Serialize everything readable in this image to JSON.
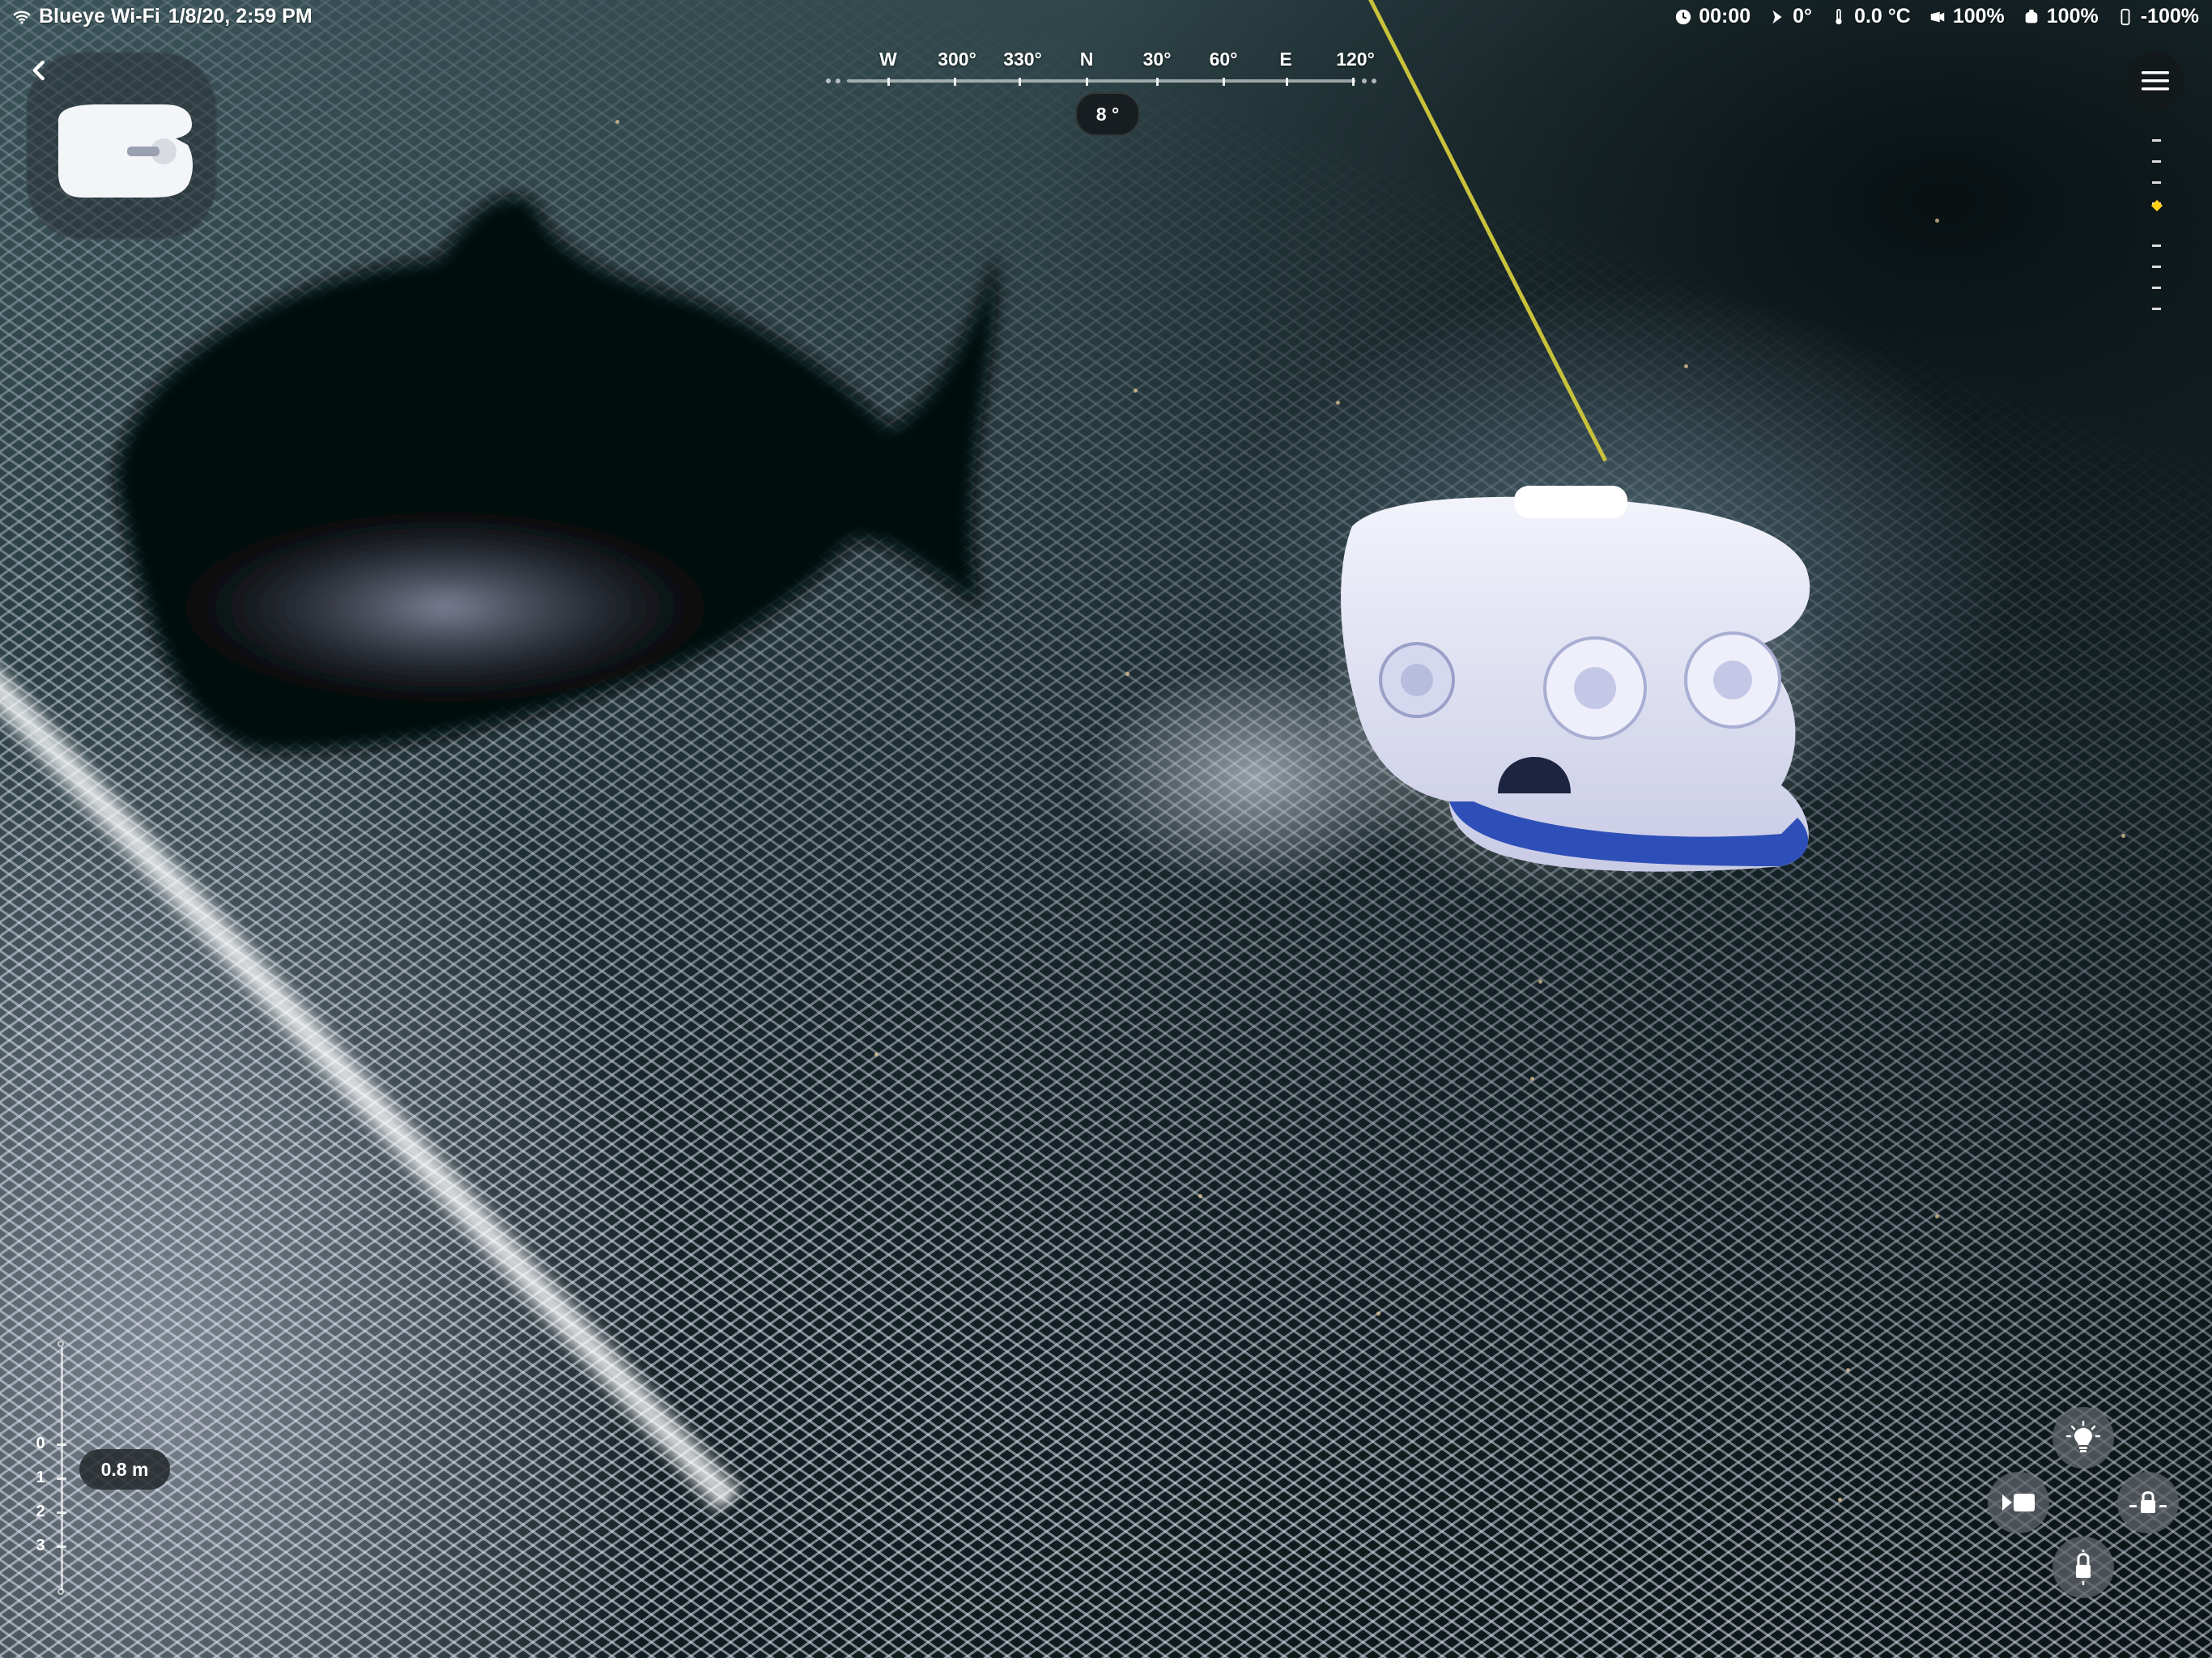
{
  "status_bar": {
    "network": "Blueye Wi-Fi",
    "datetime": "1/8/20, 2:59 PM",
    "timer": "00:00",
    "tilt": "0°",
    "temperature": "0.0 °C",
    "camera_battery": "100%",
    "drone_battery": "100%",
    "device_battery": "-100%"
  },
  "compass": {
    "labels": [
      {
        "text": "W"
      },
      {
        "text": "300°"
      },
      {
        "text": "330°"
      },
      {
        "text": "N"
      },
      {
        "text": "30°"
      },
      {
        "text": "60°"
      },
      {
        "text": "E"
      },
      {
        "text": "120°"
      }
    ],
    "heading": "8 °"
  },
  "depth": {
    "scale_labels": [
      "0",
      "1",
      "2",
      "3"
    ],
    "current": "0.8 m"
  },
  "pitch": {
    "level": 0.36
  },
  "icons": {
    "back": "chevron-left-icon",
    "menu": "hamburger-menu-icon",
    "lights": "light-bulb-icon",
    "record": "video-camera-icon",
    "lock": "lock-icon",
    "unlock": "unlock-icon"
  },
  "colors": {
    "pitch_indicator": "#ffd21a",
    "tether": "#c9c23b"
  }
}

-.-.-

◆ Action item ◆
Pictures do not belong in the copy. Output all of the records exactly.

◆ Solution ◆
Serialize everything readable in this image to JSON.
{
  "status_bar": {
    "network": "Blueye Wi-Fi",
    "datetime": "1/8/20, 2:59 PM",
    "timer": "00:00",
    "tilt": "0°",
    "temperature": "0.0 °C",
    "camera_battery": "100%",
    "drone_battery": "100%",
    "device_battery": "-100%"
  },
  "compass": {
    "labels": [
      {
        "text": "W"
      },
      {
        "text": "300°"
      },
      {
        "text": "330°"
      },
      {
        "text": "N"
      },
      {
        "text": "30°"
      },
      {
        "text": "60°"
      },
      {
        "text": "E"
      },
      {
        "text": "120°"
      }
    ],
    "heading": "8 °"
  },
  "depth": {
    "scale_labels": [
      "0",
      "1",
      "2",
      "3"
    ],
    "current": "0.8 m"
  },
  "pitch": {
    "level": 0.36
  },
  "icons": {
    "back": "chevron-left-icon",
    "menu": "hamburger-menu-icon",
    "lights": "light-bulb-icon",
    "record": "video-camera-icon",
    "lock": "lock-icon",
    "unlock": "unlock-icon"
  },
  "colors": {
    "pitch_indicator": "#ffd21a",
    "tether": "#c9c23b"
  }
}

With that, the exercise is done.